The latest Soil Association Certification report reveals the UK’s organic market is now worth £2.79 billion, after a 12.6% growth in sales in 2020.

During 2020 more than £50 million per week was spent on organic food and drink in the UK.

According to the report, year-on-year sales growth of organic produce reached 12.6% in 2020.

This is the highest year-on-year growth rate recorded within the sector since 2005. The UK market is on target to reach £2.9 billion by the end of 2021.

Significantly, online and home delivery sales fuelled much of the growth in the market during 2020, with sales increasing by 36.2%.

Supermarket sales

Meanwhile, sales in supermarkets increased by 12.5% with many categories showing growth over 20%.

Sophie Kirk, senior business development manager Soil Association Certification, said: 

“The unprecedented crisis of 2020 has brought immense challenges for organic farmers and the entire food supply chain.

So it’s heartening that in times of crisis, more people are supporting homegrown organic produce, with many organic products such as eggs, cheese, carrots, beef and lamb benefitting from strong sales growth through supermarkets this year.

“Online sales through box schemes and home delivery services have seen standout growth of 36.2%, with many organic businesses expanding their online and direct to consumer sales,” she added.

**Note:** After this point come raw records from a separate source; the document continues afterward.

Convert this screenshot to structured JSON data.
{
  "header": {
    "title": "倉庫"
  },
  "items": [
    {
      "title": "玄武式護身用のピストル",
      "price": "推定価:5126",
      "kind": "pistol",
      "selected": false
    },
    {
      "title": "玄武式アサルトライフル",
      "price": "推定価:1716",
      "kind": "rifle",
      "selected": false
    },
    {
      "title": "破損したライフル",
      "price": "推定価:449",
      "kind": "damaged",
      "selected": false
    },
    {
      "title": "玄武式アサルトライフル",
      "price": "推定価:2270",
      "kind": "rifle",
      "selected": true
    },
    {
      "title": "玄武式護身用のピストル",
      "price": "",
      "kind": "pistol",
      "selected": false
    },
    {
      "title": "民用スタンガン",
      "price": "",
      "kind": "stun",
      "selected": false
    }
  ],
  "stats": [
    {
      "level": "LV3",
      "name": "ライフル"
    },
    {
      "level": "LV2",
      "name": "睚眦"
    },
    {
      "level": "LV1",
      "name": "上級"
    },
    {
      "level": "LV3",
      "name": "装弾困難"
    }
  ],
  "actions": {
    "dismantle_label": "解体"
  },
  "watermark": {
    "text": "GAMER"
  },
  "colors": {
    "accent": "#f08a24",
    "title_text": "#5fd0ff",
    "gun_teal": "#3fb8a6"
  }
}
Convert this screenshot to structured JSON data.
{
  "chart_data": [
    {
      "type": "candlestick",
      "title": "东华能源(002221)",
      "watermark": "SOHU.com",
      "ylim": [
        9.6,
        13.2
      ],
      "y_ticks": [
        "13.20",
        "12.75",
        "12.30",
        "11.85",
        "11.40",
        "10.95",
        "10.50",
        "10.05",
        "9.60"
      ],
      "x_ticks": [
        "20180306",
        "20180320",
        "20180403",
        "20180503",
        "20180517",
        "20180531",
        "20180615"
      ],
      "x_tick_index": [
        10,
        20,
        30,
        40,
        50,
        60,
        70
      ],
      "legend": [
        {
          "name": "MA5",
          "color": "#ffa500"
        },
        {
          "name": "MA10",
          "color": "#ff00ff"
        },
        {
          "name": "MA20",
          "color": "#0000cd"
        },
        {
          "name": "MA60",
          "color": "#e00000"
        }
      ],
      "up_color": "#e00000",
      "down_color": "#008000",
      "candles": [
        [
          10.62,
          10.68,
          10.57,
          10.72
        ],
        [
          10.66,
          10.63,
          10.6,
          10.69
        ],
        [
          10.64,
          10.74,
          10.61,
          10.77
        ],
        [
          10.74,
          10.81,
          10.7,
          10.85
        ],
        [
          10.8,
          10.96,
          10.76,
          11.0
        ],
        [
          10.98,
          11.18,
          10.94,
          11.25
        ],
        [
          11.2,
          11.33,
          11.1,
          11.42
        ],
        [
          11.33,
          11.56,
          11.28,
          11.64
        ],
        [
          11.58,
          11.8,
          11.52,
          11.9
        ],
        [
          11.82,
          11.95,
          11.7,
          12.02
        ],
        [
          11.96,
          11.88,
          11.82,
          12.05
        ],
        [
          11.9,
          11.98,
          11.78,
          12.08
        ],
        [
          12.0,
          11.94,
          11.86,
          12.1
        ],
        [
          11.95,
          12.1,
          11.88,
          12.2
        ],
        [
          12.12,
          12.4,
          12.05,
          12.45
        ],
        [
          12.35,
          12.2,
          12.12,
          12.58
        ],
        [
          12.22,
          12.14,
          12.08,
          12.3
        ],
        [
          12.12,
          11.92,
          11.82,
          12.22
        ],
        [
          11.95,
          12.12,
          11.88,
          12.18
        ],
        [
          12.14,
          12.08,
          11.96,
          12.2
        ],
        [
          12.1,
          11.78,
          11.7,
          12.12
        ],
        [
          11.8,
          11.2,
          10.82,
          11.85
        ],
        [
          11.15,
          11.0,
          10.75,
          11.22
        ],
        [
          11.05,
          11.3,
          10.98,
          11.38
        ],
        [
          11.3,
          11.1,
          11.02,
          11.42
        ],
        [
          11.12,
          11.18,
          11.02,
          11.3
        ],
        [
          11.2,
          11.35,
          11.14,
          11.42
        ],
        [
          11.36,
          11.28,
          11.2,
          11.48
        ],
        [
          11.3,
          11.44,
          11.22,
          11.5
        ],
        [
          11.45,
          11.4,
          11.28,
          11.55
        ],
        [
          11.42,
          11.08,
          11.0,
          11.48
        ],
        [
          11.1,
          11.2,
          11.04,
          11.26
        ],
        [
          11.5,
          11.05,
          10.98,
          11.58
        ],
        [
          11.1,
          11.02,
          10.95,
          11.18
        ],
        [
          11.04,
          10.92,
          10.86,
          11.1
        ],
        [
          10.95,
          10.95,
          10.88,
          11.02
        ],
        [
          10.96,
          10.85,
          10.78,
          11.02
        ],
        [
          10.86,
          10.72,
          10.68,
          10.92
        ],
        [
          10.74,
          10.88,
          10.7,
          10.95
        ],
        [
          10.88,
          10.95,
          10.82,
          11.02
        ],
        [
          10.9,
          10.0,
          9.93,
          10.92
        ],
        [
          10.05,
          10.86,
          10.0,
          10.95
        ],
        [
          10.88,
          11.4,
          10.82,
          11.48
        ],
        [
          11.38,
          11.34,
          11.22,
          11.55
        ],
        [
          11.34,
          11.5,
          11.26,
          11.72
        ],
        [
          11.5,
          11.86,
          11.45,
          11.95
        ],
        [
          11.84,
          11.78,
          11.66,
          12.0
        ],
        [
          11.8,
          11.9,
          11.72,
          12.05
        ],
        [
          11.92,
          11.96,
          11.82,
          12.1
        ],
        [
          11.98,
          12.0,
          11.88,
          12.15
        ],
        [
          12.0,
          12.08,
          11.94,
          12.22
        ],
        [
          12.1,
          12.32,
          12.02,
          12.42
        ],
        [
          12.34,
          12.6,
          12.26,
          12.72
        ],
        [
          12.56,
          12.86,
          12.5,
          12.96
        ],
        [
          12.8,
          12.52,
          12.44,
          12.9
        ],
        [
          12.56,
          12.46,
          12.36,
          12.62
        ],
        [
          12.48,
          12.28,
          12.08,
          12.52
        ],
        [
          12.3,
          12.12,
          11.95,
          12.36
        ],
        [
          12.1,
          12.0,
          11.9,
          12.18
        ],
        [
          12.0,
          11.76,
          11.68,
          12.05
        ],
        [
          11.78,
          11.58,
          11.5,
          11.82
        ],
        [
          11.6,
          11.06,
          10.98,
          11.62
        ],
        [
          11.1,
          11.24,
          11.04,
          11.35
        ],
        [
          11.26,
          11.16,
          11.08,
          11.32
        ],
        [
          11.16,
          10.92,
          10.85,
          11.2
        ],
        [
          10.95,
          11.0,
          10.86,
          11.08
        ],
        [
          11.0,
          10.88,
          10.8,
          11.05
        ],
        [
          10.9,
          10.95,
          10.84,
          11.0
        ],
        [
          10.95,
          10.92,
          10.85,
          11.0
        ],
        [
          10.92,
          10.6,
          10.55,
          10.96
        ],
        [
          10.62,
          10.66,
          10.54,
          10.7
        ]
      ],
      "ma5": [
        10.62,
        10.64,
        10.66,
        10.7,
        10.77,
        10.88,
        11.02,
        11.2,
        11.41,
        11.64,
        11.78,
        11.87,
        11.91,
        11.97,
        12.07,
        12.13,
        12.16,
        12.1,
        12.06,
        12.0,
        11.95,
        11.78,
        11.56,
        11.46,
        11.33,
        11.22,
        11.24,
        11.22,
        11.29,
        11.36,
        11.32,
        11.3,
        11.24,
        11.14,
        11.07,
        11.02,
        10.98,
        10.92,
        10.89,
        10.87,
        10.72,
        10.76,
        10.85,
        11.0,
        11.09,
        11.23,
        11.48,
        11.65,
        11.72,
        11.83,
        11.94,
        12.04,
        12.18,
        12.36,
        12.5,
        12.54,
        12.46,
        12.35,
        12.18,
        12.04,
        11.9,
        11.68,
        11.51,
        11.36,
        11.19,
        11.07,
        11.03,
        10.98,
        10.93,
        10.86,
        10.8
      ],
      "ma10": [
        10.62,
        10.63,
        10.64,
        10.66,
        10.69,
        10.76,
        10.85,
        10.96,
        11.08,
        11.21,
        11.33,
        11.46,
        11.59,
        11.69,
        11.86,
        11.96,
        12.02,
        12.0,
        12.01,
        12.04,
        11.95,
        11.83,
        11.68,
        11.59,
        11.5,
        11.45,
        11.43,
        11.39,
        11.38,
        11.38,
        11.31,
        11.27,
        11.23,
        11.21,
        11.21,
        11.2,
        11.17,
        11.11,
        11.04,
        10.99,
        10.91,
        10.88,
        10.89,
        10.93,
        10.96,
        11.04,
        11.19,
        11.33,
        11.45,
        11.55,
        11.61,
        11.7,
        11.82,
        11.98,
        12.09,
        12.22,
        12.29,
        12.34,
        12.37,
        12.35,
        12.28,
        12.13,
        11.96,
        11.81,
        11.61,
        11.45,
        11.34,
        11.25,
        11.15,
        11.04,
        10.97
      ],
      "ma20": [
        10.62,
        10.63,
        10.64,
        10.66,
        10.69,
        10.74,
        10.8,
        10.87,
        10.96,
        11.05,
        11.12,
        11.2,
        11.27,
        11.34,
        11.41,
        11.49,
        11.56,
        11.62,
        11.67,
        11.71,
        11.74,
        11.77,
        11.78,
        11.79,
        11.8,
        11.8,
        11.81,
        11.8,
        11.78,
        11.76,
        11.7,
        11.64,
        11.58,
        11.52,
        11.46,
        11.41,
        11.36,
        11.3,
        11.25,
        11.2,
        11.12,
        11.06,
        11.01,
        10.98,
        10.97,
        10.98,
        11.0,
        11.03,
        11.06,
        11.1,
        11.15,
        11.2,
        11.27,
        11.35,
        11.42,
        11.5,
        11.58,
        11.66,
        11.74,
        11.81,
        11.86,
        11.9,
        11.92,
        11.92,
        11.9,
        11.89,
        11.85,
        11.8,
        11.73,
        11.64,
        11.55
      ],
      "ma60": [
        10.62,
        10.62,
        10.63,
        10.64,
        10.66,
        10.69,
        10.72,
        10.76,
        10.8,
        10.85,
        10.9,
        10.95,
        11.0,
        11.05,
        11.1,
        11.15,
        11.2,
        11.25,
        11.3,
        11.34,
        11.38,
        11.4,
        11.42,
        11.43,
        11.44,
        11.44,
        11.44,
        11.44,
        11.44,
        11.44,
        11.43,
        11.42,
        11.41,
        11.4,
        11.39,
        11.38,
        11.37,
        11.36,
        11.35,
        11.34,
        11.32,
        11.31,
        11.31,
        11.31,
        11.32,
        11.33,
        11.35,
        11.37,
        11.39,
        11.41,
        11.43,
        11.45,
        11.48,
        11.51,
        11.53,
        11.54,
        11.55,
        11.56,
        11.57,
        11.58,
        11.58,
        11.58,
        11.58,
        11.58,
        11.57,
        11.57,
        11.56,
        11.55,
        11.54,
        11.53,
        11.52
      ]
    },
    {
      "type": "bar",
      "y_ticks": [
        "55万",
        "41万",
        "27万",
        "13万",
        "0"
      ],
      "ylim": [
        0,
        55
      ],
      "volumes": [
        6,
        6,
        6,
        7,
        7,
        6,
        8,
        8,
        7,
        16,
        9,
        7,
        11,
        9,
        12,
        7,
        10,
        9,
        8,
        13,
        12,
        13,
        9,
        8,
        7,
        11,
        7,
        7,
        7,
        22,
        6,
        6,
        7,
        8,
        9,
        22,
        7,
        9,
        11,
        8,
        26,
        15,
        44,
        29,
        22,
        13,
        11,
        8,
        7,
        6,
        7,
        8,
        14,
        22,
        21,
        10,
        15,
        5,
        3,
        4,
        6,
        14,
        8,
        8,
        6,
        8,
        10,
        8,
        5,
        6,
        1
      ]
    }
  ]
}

“With the UK organic market growing faster than ever and expected to reach £2.9 billion by the end of 2021, there are opportunities for organic farmers looking to meet growing consumer demand for sustainable food and drink.”

Wilma Finlay is managing director at The Ethical Dairy in Castle Douglas, Scotland – the first commercial dairy in the UK to be following the cow with calf method.

She said:

“We converted our 350ha dairy farm to organic 20 years ago as part of a long-term project to make our farm more resilient whilst treating land, animals and people with respect.

We’ve cut out fertilisers, vaccines and antibiotics, and moved to a 100% pasture-based cow with calf dairy system and have seen huge benefits for animal welfare, soil health and biodiversity.

“Four years ago we started processing and selling our own cheese and in 2020 we saw a strong surge in demand for our products, significantly increasing the amount of product sold directly to customers with home delivery accounting for 80% of our business sales.

“The majority of our market are based in London and we use social media to connect directly with our customers and engage them with our farm story. We are positive about 2021 and will focus on online sales alongside retail,” she concluded.